The thesis is an introduction to the textbooks on international law written mainly in the 19th century. So the chief source' materials are the textbooks themselves. The study is not an exhaustive account of the work of each textbook writer, but only of his attempt to consider the law as a system. Nor does it cover every book written. Limitations of language mean that only books in French, German and English are included. Besides, the aim has been to give an impression of the general character of the textbooks, and it is felt that the omission of a number of works, especially in French and German, does not frustrate such a limited objective. (This means that Italy and Spain are neglected; the Italians are considered with Sereni's "The Italian Conception of International Law", and it is felt that Spain may be relatively unimportant pol itically in the 19th century). As the aim is to describe and explain the textbooks themselves, there is no attempt to write a general history of ideas. All secondary materials are subordinated to the task of explaining the textbooks. These materials are gleaned from general historical surveys which are to be found in the bibliography, there is some attempt to reconstruct university life, partly from modern surveys of legal education, and partly from legal journals and reviews of the time.
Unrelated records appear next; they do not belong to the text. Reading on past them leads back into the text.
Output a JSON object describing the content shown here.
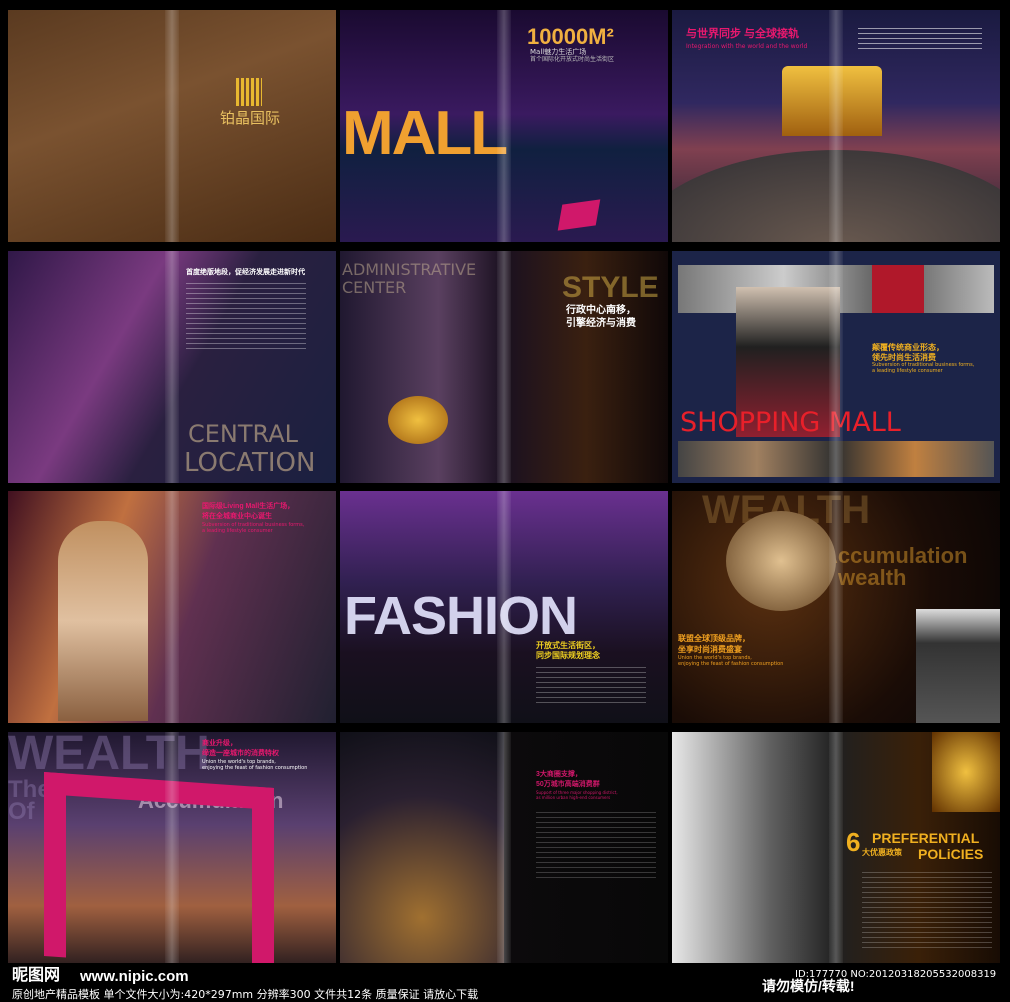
{
  "spreads": {
    "s1": {
      "logo_text": "铂晶国际",
      "logo_icon": "building-logo-icon"
    },
    "s2": {
      "area": "10000M²",
      "sub1": "Mall魅力生活广场",
      "sub2": "首个国际化开放式时尚生活街区",
      "word": "MALL"
    },
    "s3": {
      "title": "与世界同步  与全球接轨",
      "subtitle": "Integration with the world and the world"
    },
    "s4": {
      "title": "首度绝版地段，促经济发展走进新时代",
      "word1": "CENTRAL",
      "word2": "LOCATION"
    },
    "s5": {
      "word1": "ADMINISTRATIVE",
      "word2": "CENTER",
      "title1": "行政中心南移，",
      "title2": "引擎经济与消费",
      "word3": "STYLE"
    },
    "s6": {
      "title1": "颠覆传统商业形态，",
      "title2": "领先时尚生活消费",
      "en1": "Subversion of traditional business forms,",
      "en2": "a leading lifestyle consumer",
      "word": "SHOPPING MALL"
    },
    "s7": {
      "title1": "国际级Living Mall生活广场，",
      "title2": "将在全城商业中心诞生",
      "en1": "Subversion of traditional business forms,",
      "en2": "a leading lifestyle consumer"
    },
    "s8": {
      "word": "FASHION",
      "title1": "开放式生活街区，",
      "title2": "同步国际规划理念"
    },
    "s9": {
      "word1": "WEALTH",
      "word2": "Accumulation",
      "word3": "wealth",
      "title1": "联盟全球顶级品牌，",
      "title2": "坐享时尚消费盛宴",
      "en1": "Union the world's top brands,",
      "en2": "enjoying the feast of fashion consumption"
    },
    "s10": {
      "word1": "WEALTH",
      "word2": "The",
      "word3": "Of",
      "word4": "Accumulation",
      "title1": "商业升级，",
      "title2": "缔造一座城市的消费特权",
      "en1": "Union the world's top brands,",
      "en2": "enjoying the feast of fashion consumption"
    },
    "s11": {
      "title1": "3大商圈支撑，",
      "title2": "50万城市高端消费群",
      "en1": "Support of three major shopping district,",
      "en2": "as million urban high-end consumers"
    },
    "s12": {
      "number": "6",
      "title": "大优惠政策",
      "en1": "PREFERENTIAL",
      "en2": "POLiCIES"
    }
  },
  "footer": {
    "site_logo": "昵图网",
    "url": "www.nipic.com",
    "id": "ID:177770 NO:20120318205532008319",
    "warning": "请勿模仿/转载!",
    "desc": "原创地产精品模板 单个文件大小为:420*297mm 分辨率300 文件共12条 质量保证 请放心下载"
  },
  "colors": {
    "accent_pink": "#e8186e",
    "accent_gold": "#f0b020",
    "bg": "#000000"
  }
}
However, this attempt was made with a view to explaining the books and questions which such research itself might raise were not pursued. The surveys, journals and reviews are set out in the bibliography.
This record's DOI: https://doi.org/10.17863/CAM.16175